>>>>>
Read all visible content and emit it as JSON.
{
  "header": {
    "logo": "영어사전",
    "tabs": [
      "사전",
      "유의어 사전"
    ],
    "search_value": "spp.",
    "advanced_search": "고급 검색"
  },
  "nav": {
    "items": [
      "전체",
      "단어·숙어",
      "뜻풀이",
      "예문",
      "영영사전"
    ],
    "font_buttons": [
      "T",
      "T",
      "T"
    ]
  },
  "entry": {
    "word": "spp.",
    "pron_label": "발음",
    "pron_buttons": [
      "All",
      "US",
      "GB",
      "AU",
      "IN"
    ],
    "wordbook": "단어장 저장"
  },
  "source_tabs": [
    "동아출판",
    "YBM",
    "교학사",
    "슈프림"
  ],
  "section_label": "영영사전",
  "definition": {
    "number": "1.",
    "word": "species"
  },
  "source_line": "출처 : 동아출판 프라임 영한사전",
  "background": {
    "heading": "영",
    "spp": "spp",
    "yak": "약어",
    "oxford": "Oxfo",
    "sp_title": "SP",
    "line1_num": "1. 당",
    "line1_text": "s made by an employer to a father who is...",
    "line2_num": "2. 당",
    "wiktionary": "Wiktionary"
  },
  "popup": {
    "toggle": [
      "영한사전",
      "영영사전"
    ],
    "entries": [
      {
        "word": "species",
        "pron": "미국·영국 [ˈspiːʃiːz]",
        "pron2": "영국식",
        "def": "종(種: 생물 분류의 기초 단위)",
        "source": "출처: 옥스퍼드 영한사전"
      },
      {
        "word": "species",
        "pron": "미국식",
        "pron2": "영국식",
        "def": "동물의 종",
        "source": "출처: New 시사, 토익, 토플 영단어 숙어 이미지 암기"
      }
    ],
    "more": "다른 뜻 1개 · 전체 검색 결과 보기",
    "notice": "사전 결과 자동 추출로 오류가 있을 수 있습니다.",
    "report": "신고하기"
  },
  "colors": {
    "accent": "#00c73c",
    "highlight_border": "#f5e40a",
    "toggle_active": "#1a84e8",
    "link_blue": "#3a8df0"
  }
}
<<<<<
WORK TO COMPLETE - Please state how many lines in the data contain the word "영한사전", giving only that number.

ANSWER TO THIS PROBLEM - 3